## Problem
For this task, every record below must be reproduced exactly.

━━━ Material provided ━━━

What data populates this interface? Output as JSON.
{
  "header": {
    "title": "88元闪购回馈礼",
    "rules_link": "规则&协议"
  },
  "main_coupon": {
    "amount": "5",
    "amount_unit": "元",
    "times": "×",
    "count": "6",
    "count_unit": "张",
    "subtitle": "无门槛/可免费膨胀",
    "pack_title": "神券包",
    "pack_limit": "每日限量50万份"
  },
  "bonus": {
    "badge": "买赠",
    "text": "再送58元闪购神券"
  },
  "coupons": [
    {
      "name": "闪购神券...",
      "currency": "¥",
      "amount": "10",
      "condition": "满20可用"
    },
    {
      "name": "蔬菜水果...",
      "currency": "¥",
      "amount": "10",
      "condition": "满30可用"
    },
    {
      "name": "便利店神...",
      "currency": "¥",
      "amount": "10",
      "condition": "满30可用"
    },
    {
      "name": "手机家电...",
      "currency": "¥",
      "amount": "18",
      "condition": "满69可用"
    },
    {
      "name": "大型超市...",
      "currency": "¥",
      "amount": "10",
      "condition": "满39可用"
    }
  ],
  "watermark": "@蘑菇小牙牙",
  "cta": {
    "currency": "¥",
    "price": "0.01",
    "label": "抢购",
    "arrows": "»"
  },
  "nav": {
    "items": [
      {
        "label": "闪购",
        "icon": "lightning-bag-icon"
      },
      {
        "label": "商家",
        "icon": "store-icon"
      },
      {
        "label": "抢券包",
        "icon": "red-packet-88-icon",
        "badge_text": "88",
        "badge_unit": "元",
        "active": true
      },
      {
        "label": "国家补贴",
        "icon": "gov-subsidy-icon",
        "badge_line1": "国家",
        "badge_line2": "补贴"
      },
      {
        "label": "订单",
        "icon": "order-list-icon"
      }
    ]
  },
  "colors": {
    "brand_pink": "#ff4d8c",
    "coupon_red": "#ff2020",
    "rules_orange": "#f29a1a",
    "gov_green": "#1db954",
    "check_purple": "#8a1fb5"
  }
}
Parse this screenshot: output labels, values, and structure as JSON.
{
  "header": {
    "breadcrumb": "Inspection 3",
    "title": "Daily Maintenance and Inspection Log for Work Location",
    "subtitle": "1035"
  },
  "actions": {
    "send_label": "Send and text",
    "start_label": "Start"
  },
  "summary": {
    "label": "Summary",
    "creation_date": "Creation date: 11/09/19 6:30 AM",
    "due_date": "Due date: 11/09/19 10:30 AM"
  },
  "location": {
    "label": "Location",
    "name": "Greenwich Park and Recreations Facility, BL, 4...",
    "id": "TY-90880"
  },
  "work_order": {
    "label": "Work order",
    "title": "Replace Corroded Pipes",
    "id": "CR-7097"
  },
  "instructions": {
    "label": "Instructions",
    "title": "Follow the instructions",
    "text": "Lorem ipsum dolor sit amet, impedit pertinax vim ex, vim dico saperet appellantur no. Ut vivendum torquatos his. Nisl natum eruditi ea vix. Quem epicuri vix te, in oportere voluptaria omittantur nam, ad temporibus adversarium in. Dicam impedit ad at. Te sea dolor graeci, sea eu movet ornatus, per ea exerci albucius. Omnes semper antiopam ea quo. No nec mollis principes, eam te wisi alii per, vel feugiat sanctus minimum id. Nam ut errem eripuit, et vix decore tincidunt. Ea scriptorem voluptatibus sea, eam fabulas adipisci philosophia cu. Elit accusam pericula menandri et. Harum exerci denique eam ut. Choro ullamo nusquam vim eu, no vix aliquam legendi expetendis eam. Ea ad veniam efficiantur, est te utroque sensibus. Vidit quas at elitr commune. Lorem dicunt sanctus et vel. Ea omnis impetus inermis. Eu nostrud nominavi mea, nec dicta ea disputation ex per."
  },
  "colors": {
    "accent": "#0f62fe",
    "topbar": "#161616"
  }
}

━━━

## Response to this task
What data populates this interface? Output as JSON.
{
  "header": {
    "title": "88元闪购回馈礼",
    "rules_link": "规则&协议"
  },
  "main_coupon": {
    "amount": "5",
    "amount_unit": "元",
    "times": "×",
    "count": "6",
    "count_unit": "张",
    "subtitle": "无门槛/可免费膨胀",
    "pack_title": "神券包",
    "pack_limit": "每日限量50万份"
  },
  "bonus": {
    "badge": "买赠",
    "text": "再送58元闪购神券"
  },
  "coupons": [
    {
      "name": "闪购神券...",
      "currency": "¥",
      "amount": "10",
      "condition": "满20可用"
    },
    {
      "name": "蔬菜水果...",
      "currency": "¥",
      "amount": "10",
      "condition": "满30可用"
    },
    {
      "name": "便利店神...",
      "currency": "¥",
      "amount": "10",
      "condition": "满30可用"
    },
    {
      "name": "手机家电...",
      "currency": "¥",
      "amount": "18",
      "condition": "满69可用"
    },
    {
      "name": "大型超市...",
      "currency": "¥",
      "amount": "10",
      "condition": "满39可用"
    }
  ],
  "watermark": "@蘑菇小牙牙",
  "cta": {
    "currency": "¥",
    "price": "0.01",
    "label": "抢购",
    "arrows": "»"
  },
  "nav": {
    "items": [
      {
        "label": "闪购",
        "icon": "lightning-bag-icon"
      },
      {
        "label": "商家",
        "icon": "store-icon"
      },
      {
        "label": "抢券包",
        "icon": "red-packet-88-icon",
        "badge_text": "88",
        "badge_unit": "元",
        "active": true
      },
      {
        "label": "国家补贴",
        "icon": "gov-subsidy-icon",
        "badge_line1": "国家",
        "badge_line2": "补贴"
      },
      {
        "label": "订单",
        "icon": "order-list-icon"
      }
    ]
  },
  "colors": {
    "brand_pink": "#ff4d8c",
    "coupon_red": "#ff2020",
    "rules_orange": "#f29a1a",
    "gov_green": "#1db954",
    "check_purple": "#8a1fb5"
  }
}
Parse this screenshot: output labels, values, and structure as JSON.
{
  "header": {
    "breadcrumb": "Inspection 3",
    "title": "Daily Maintenance and Inspection Log for Work Location",
    "subtitle": "1035"
  },
  "actions": {
    "send_label": "Send and text",
    "start_label": "Start"
  },
  "summary": {
    "label": "Summary",
    "creation_date": "Creation date: 11/09/19 6:30 AM",
    "due_date": "Due date: 11/09/19 10:30 AM"
  },
  "location": {
    "label": "Location",
    "name": "Greenwich Park and Recreations Facility, BL, 4...",
    "id": "TY-90880"
  },
  "work_order": {
    "label": "Work order",
    "title": "Replace Corroded Pipes",
    "id": "CR-7097"
  },
  "instructions": {
    "label": "Instructions",
    "title": "Follow the instructions",
    "text": "Lorem ipsum dolor sit amet, impedit pertinax vim ex, vim dico saperet appellantur no. Ut vivendum torquatos his. Nisl natum eruditi ea vix. Quem epicuri vix te, in oportere voluptaria omittantur nam, ad temporibus adversarium in. Dicam impedit ad at. Te sea dolor graeci, sea eu movet ornatus, per ea exerci albucius. Omnes semper antiopam ea quo. No nec mollis principes, eam te wisi alii per, vel feugiat sanctus minimum id. Nam ut errem eripuit, et vix decore tincidunt. Ea scriptorem voluptatibus sea, eam fabulas adipisci philosophia cu. Elit accusam pericula menandri et. Harum exerci denique eam ut. Choro ullamo nusquam vim eu, no vix aliquam legendi expetendis eam. Ea ad veniam efficiantur, est te utroque sensibus. Vidit quas at elitr commune. Lorem dicunt sanctus et vel. Ea omnis impetus inermis. Eu nostrud nominavi mea, nec dicta ea disputation ex per."
  },
  "colors": {
    "accent": "#0f62fe",
    "topbar": "#161616"
  }
}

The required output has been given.